A copy of the 2015 edition of the Open University’s magazine “OpenMinds – for enquiring alumni” was waiting for me when I arrived home this evening. There’s some great content in it – for example, articles on the Philae Lander, driverless cars and research into social exclusion, all of which OU academics and alumni have contributed significantly to. All this success makes the leading article written by the OU’s new vice-chancellor, Peter Horrocks, a particularly disturbing read.
Peter points out that five years ago before the changes to university funding in England (a.k.a. the trebling of undergraduate tuition fees), more than 580,000 people across the UK were studying for a degree part-time. In 2014 this number fell to just under 370,000. England has borne the brunt of the decline, with a 41% decrease. Even though the OU says that it has managed to grow its market share, the total number of undergraduate and postgraduate OU students is down by approximately 60,000 in this period.
The obstacles being put in the way of access to part-time learning in England come at a point in history when the 9-5 job for life has gone, replaced more typically with 5-9 jobs during a working lifetime. The ability for adults to learn new skills has therefore never been more important. However, the costs for those who have a degree that needs updating or who dropped out of university first time around are becoming increasingly prohibitive. The OU does provide excellent value at £2,700 per 60 credits (£16,200 for a degree instead of the more usual £27,000 at a ‘brick’ establishment), but four years ago, OU students in these categories would have only needed to find around £4,000-£5,000. One of the consequences of the last few years (in England, at any rate) is that university level education is no longer seen as being a public good – but a cost to the taxpayer that must be avoided, as education only benefits the individual receiving it. Which is a political choice of course, but utter nonsense.

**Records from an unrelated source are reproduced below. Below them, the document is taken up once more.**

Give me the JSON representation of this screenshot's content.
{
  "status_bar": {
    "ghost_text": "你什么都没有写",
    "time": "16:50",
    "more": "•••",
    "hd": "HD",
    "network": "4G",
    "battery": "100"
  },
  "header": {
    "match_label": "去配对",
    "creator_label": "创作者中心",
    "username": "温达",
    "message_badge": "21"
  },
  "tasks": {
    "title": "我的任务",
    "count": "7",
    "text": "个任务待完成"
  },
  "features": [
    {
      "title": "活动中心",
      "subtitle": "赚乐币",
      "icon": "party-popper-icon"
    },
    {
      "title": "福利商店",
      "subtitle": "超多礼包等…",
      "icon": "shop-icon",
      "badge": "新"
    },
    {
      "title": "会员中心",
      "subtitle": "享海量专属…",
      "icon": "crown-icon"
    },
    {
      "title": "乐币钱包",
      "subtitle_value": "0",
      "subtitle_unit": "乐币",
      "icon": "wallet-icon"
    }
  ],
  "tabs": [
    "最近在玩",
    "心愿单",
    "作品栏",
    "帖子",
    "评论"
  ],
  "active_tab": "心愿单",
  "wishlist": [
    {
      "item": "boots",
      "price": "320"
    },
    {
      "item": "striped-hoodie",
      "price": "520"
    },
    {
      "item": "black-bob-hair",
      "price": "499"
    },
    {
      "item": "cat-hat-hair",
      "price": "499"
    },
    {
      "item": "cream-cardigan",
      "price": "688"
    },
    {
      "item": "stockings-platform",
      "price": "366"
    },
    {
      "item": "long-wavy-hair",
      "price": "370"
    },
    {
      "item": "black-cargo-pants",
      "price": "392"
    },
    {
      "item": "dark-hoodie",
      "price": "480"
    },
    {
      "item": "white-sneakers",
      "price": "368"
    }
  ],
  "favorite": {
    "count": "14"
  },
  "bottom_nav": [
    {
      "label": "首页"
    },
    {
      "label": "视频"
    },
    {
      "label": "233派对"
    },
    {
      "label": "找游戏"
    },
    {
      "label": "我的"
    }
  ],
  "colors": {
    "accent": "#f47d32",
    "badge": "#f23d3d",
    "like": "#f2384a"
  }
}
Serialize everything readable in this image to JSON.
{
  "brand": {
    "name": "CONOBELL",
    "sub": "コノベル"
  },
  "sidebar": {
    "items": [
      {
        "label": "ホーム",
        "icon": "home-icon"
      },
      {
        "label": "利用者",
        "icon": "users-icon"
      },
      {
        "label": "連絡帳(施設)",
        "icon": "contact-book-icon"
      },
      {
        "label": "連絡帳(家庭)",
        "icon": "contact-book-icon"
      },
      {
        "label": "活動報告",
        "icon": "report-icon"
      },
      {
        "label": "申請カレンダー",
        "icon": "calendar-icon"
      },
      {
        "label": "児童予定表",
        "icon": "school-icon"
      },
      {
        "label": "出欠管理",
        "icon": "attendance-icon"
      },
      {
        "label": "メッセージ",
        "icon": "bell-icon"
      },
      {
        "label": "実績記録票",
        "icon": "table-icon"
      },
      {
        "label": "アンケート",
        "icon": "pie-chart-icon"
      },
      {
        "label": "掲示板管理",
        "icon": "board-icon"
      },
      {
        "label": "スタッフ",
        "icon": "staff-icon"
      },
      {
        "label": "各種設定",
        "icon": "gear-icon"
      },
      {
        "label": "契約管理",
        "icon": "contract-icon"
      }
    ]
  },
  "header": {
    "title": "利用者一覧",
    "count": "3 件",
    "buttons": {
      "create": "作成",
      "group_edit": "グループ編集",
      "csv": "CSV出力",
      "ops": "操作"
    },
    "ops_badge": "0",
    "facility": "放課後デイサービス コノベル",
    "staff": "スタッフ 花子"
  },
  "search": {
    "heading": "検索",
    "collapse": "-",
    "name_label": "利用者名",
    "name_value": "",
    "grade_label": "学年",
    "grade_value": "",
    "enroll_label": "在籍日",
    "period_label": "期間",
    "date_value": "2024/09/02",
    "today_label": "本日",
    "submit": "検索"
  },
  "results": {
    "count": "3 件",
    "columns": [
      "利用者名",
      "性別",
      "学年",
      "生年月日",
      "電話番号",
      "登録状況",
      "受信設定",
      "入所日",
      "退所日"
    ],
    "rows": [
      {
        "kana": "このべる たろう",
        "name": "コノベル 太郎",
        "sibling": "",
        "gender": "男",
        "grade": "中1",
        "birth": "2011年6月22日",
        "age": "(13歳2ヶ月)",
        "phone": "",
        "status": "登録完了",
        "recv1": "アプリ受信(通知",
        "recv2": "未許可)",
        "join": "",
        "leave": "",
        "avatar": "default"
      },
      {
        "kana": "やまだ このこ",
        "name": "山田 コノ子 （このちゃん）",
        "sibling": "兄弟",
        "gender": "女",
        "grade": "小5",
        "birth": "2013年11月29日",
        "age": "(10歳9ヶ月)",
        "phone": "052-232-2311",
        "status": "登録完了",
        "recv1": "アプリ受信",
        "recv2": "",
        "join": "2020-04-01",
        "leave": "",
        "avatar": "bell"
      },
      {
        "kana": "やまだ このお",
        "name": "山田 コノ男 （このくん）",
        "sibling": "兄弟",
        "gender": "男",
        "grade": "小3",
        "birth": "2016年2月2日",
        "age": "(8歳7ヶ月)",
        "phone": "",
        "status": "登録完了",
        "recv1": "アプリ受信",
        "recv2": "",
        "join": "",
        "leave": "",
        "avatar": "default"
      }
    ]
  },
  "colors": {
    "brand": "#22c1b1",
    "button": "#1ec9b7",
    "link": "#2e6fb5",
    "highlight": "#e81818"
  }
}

Just ask the Germans.
Perhaps unsurprisingly, employers, who should be significant beneficiaries of investment in part-time learning, now appear reluctant to directly fund their employees. Figure 14 on page 26 of this Universities UK report shows that the number of employer-funded part-time undergraduate students dropped from just over 40,000 in 2011-12 to around 22,000 in 2012-13.
For someone without a degree there have been some crumbs of comfort, as non-means tested loans have now been made available to part-time learners in England. However, part-time students are still not treated equally, as their repayments start after four years of study (2/3rds of the way through a three-year degree), rather than after graduation.
The tuition fee reforms of the coalition government were bad enough for the part-time sector and those who wished to use it. However, the apparent intent of the current Conservative government to go back on their promise to uprate the £21,000 salary threshold for student loan repayments (in effect increasing the financial burden on recent graduates and nearly-graduates still further), along with their manifesto pledge to divert FE funding for mature learners to apprenticeships, look set to damage the interests of part-time, mature students still further.
In his article, Peter Horrocks asks all OU alumni to “… join the whole OU community and help fight for part-time eduction. [and to] Tell friends, family and anyone of influence about the frightening fall in part-time numbers and create an imperative to tackle the problem.”
I’m fairly sure that the contents of this blog, from when I started it in 2008, witnesses to the power of part-time education in my own life. And as this video says, the most important thing that everyone learns at the OU is what they’re capable of.